    I never had the opportunity to build a tower crane, despite my fascination for these wonderful machines. I started the construction of this crane because, as a new block of flats was being erected in my neighborhood, I had a model to get inspiration from... and mainly because I received from LEGO early samples of the new motors that are to be available late 2007: a tower crane seemed a perfect project to exercise these motors in real use.

    Thanks to their multichannel infrared remote control, the Power Functions™ motors were perfect for this creation.
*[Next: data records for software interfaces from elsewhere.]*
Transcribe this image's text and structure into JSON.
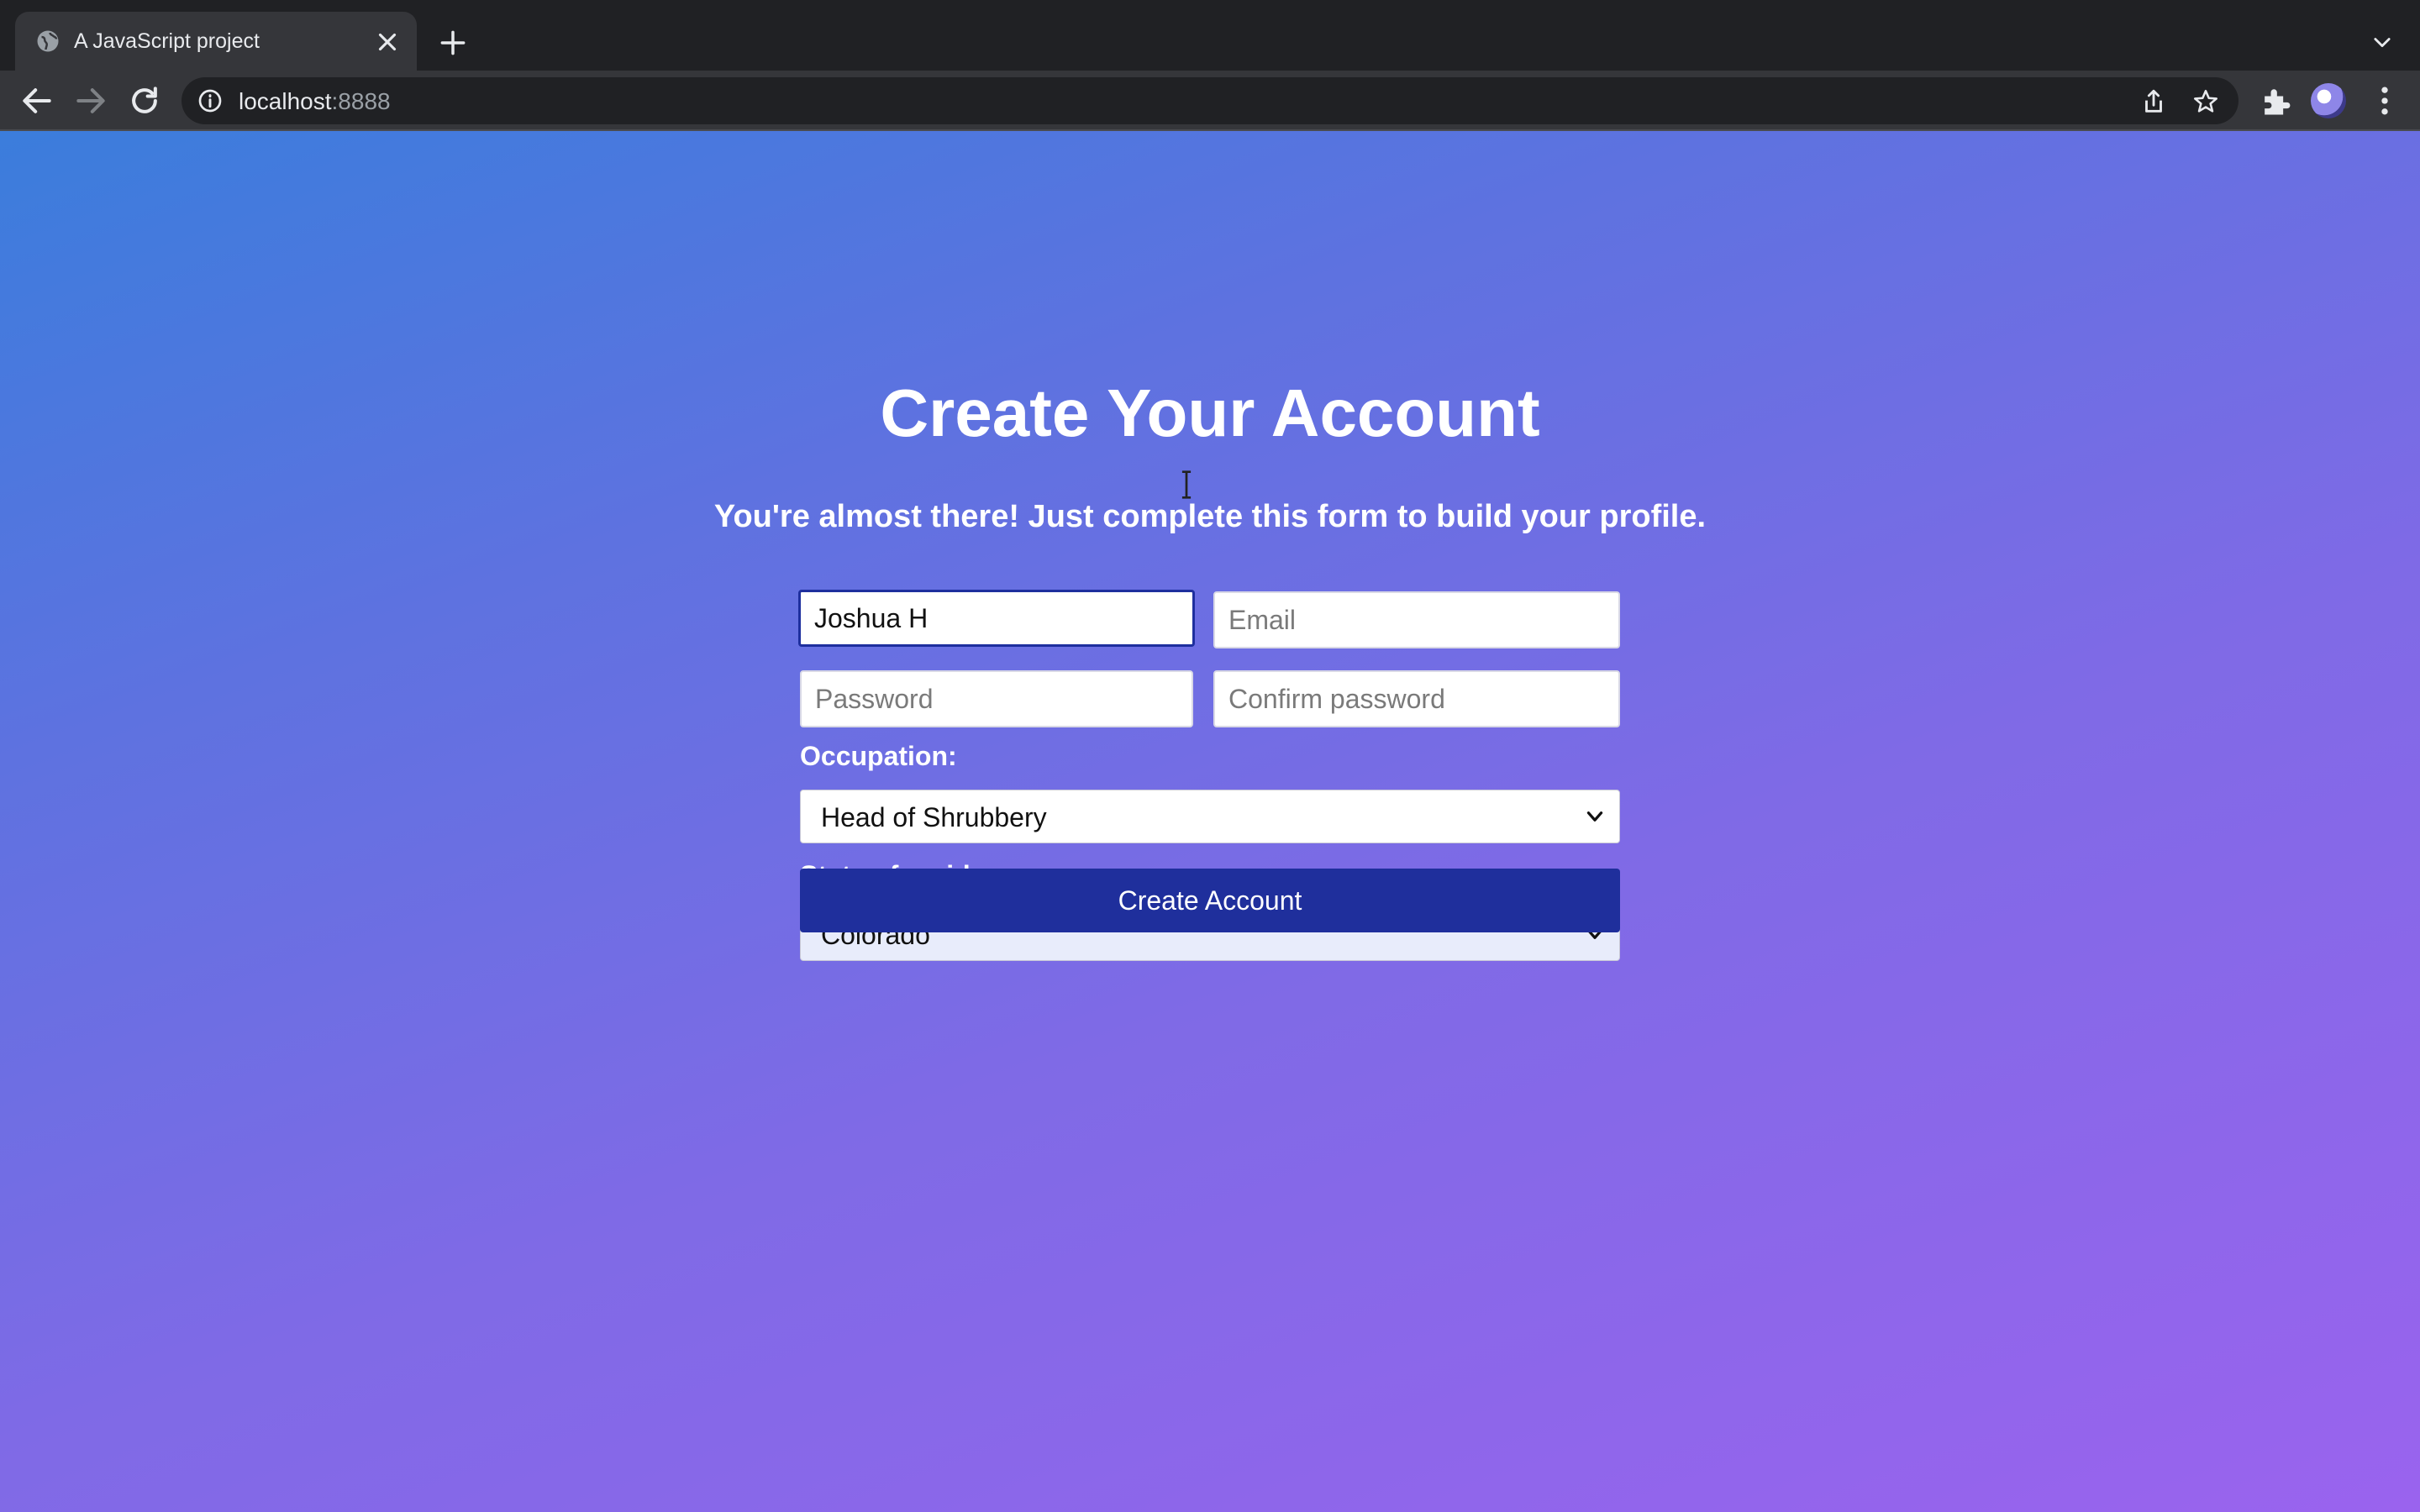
{
  "browser": {
    "tab_title": "A JavaScript project",
    "url_host": "localhost",
    "url_port": ":8888"
  },
  "page": {
    "heading": "Create Your Account",
    "subheading": "You're almost there! Just complete this form to build your profile."
  },
  "form": {
    "name_value": "Joshua H",
    "email_placeholder": "Email",
    "password_placeholder": "Password",
    "confirm_placeholder": "Confirm password",
    "occupation_label": "Occupation:",
    "occupation_value": "Head of Shrubbery",
    "state_label": "State of residence:",
    "state_value": "Colorado",
    "submit_label": "Create Account"
  }
}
All motorization can be installed on the rotating boom with easy control through the remote. One channel of the IR remote controls lift and trolley travel, another controls boom rotation and headlights.

    For more details and photographs of Power Functions elements, see Mark Bellis' Brickshelf gallery

    The height of the crane as well as its span are 1.20m.

    The tower crane and its LEGO City smaller sibling.

    The tower base ensure a minimum stability of the crane. Since the crane was to be carried in a plane luggage, the base can be easily separated from the rest of the crane.

    Detail of the tower structure. On stud side, crosses built from 5M thin beams linked by round bottom plate provide bracing. 8M axles are used in the other direction. Moreover, an horizontal link is done at the end of each L16 Technic brick.

    Operator cabin, also shows lit headlight (white LEDs I grafted on IR-receiver output)

    At the top of the tower is the boom turntable, powered by a XL size Power Functions motor. This motor, as well as IR receiver, are located at the rear of operator cabin. The high torque delivered by this motor is useful to overcome the high friction of the turntable (I had to lubricate the turntable with a small drop of silicon grease to get smooth rotation of the boom).

    Bottom of the turntable. I drove the turntable from internal gear, that was an error since a high torque is needed. So high that I broke a 8 teeth gear, hence the spare part I added here below... I should have used external gear to get a 1:7 final gearing instead of a 1:3 one.

    Tip of the boom, also shows the trolley. The boom triangular shape is approximated by the stack of parts widening towards bottom.

    The trolley simply slides on the grey studless beams. Adding wheels would have make it too big. The shock absorber maintains the tension of the cable moving the trolley. Notice how the cable ends are crossed to compress the shock absorber.

    Trolley motor and drum. Three turns of cable are wound around the drum.

    Synoptic of crane cables.

    Detail of the hook.

    Hook hoist.

    Lift hoist and trolley drum.

    The battery pack is used as a counterweight. Since its weight was not quite sufficient, I added two train weights on top.

    As I had to travel by plane with the crane, I built it modular.

    The crane fitted in my luggage. There is even some room remaining for my toothbrush!

    Short movie, showing the crane in action (AVI, DivX 5 codec)

     

LEGO® MINDSTORMS® and Technic®MINDSTORMS® EV3/NXTMINDSTORMS SensorsLEGO® technical dataLDrawMiscellaneous LEGO®LEGO® & PhotographyPanoramic PhotographyPhoto GalleryHome